FRIDAY was a proud day and a major milestone for White Young Green (WYG) associate director Peter Wood. Seven years after WYG became involved in Stockton’s £15m North Shore footbridge, the arch was lowered into place.

The bridge, 40 meters above the River Tees, is likely to become as well-known as the Millennium Bridge across the Tyne.

But when a footbridge was first mooted, nothing as grand was envisaged.

Mr Wood said: “We have a longstanding involvement with the project, which goes back to 2001 when we were appointed by English Partnerships to project manage the reclamation of North Shore.

“Part of that was a footbridge, which at the time was just to be a standard bridge.”

Things changed when the various partners involved in North Shore decided that the development should include a landmark feature.

The North Shore development was led by Tees Valley Regeneration in partnership with national regeneration agency English Partnerships, Stockton Borough Council, One NorthEast and the European Regional Development Fund.

Mr Wood said: “A landmark was required and the partners sought this through an international design competition for the footbridge.

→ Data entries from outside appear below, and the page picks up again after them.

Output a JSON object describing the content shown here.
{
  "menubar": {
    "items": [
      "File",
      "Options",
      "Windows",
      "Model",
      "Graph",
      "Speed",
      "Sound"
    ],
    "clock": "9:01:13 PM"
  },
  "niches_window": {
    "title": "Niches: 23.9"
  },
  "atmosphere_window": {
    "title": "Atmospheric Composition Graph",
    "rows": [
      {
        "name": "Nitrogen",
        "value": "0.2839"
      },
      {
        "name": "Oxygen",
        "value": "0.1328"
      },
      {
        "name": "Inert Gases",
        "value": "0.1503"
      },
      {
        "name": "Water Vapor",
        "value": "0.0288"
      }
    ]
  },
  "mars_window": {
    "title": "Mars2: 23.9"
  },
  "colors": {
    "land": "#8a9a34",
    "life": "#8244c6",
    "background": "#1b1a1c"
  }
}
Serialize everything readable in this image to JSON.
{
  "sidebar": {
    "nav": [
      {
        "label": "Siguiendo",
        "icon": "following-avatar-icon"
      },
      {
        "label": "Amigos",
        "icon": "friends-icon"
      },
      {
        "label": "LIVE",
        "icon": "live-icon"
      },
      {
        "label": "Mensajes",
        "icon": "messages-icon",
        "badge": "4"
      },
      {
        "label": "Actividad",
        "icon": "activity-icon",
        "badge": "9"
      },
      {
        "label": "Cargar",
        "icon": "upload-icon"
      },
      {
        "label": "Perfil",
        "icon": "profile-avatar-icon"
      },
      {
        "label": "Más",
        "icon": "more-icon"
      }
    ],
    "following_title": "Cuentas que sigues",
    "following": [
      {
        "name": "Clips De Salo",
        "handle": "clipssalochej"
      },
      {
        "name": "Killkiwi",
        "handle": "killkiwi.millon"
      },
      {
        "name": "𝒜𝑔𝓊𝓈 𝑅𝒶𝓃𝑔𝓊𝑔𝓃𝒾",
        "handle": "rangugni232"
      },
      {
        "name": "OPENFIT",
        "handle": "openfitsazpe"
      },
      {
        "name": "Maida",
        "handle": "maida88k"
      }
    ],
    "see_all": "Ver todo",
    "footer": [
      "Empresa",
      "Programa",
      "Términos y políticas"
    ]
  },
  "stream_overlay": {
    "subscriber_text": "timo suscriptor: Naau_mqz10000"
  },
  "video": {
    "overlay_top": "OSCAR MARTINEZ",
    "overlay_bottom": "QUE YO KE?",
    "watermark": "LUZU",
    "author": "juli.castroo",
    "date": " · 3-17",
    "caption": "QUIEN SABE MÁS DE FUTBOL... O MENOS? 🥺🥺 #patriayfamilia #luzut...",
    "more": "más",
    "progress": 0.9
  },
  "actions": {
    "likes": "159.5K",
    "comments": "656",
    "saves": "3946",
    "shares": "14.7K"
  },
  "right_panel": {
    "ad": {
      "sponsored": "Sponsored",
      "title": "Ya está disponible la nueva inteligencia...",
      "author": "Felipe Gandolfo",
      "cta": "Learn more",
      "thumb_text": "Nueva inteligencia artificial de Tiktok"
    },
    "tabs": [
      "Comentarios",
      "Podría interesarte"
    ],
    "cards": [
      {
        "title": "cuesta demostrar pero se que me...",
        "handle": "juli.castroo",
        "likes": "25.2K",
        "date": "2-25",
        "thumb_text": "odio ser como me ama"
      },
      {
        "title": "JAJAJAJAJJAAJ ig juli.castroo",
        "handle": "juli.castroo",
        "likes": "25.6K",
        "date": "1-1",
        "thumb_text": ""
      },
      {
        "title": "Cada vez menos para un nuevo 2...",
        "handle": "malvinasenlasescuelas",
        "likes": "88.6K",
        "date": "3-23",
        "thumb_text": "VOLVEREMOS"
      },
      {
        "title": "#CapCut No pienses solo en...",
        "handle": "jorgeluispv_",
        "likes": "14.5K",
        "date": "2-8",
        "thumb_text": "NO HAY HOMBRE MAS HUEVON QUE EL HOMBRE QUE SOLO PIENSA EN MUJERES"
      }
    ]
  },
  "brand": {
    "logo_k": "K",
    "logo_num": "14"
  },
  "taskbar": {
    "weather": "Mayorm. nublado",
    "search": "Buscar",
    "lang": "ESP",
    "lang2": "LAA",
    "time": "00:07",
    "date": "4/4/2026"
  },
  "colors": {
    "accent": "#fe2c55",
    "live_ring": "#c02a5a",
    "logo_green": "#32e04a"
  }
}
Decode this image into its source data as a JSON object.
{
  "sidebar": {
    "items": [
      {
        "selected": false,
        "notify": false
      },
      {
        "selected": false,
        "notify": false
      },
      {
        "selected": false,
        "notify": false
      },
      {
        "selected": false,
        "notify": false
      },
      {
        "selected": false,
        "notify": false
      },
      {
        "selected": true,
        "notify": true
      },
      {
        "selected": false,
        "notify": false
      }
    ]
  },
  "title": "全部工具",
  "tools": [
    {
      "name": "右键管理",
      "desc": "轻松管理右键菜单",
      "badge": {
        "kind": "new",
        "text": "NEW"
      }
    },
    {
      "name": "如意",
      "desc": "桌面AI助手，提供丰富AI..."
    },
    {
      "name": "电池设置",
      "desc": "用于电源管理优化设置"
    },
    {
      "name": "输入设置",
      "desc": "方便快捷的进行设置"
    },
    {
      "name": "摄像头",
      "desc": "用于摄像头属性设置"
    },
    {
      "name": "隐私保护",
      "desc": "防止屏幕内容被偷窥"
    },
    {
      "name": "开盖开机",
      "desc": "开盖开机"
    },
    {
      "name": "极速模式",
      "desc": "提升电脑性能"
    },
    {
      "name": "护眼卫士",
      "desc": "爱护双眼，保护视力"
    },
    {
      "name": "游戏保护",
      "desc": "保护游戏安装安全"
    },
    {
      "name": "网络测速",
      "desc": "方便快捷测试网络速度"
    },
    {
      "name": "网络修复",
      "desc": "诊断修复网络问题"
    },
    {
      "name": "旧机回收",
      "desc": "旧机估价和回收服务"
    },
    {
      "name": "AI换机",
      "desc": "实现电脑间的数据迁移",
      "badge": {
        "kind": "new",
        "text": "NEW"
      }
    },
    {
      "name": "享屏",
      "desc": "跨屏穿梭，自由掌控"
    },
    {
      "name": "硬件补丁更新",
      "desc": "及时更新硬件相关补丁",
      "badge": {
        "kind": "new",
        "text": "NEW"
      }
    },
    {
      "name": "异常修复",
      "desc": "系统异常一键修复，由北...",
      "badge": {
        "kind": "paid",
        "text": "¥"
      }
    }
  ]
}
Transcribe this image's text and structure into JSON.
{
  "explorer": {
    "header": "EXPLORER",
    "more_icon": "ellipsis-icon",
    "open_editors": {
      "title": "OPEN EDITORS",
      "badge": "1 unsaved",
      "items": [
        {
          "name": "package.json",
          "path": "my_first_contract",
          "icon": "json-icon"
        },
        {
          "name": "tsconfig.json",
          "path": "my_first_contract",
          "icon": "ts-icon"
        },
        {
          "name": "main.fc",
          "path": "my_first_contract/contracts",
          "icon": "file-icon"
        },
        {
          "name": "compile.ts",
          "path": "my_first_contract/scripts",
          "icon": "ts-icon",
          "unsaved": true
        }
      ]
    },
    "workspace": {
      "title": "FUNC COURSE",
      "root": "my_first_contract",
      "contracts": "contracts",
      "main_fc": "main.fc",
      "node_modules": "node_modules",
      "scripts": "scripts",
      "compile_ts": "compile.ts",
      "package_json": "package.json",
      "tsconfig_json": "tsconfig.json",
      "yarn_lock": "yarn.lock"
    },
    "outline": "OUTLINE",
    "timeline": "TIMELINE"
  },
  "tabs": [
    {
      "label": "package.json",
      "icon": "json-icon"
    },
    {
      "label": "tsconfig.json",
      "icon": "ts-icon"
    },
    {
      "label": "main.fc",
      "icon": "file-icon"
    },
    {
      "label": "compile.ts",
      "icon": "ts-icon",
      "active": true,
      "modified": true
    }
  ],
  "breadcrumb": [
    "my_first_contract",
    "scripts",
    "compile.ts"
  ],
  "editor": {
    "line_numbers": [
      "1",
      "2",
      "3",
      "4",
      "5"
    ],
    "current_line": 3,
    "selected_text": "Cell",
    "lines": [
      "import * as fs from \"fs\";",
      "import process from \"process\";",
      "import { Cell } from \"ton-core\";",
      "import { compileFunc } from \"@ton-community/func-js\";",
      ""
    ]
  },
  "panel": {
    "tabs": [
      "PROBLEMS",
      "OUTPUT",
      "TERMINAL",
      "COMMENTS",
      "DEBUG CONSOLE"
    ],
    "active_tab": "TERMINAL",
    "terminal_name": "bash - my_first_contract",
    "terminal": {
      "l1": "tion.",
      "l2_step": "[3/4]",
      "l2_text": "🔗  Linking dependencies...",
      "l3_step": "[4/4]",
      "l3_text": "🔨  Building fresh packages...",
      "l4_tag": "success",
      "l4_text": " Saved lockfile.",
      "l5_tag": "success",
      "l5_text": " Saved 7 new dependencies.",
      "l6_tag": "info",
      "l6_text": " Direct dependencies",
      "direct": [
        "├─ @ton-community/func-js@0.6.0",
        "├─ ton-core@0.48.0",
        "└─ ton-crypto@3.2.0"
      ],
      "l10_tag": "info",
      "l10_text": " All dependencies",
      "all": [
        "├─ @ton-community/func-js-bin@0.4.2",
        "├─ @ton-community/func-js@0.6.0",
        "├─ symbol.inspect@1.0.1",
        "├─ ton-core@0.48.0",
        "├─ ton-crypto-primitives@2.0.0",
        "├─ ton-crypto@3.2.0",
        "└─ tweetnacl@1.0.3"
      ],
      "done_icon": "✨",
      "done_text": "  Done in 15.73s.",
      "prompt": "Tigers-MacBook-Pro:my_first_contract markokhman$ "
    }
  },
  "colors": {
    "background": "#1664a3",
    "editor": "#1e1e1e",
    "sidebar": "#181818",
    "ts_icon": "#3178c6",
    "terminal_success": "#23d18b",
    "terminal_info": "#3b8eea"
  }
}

This raised the bar in terms of design quality.”

With a number of agencies involved, Mr Wood said it was essential that they functioned as a team, but in doing so he believed something special had been delivered.

He said: “What is special about the design is that every part of the bridge has an engineering function.

“We have a structure with the vision that the designers had in the beginning, which is very satisfying, not just for ourselves but the partners.”

The views of the community were taken on board during the design and construction.

“I think what has been important is to engage the end users, that is the community in Stockton, who have been very supportive,” Mr Wood said.

It is a project that has benefited local business as well. Balfour Beatty subcontracted the fabrication and erection of the arch to Darlingtonbased Cleveland Bridge and Dorman Long, with the steel coming from Corus, on Teesside.

Despite the bridge meeting a “major milestone” with the raising of the arch, there is still some way to go before it can open to the public, probably in the spring of next year.

Mr Wood said it is something he would always be proud of.

He said: “I think we were all very proud to have the opportunity to deliver something like this. It is satisfying to have delivered, but it is even more satisfying knowing it is going to be there for many years. It is people in the future who will look back and decide if it is iconic, but I think it is heading that way.”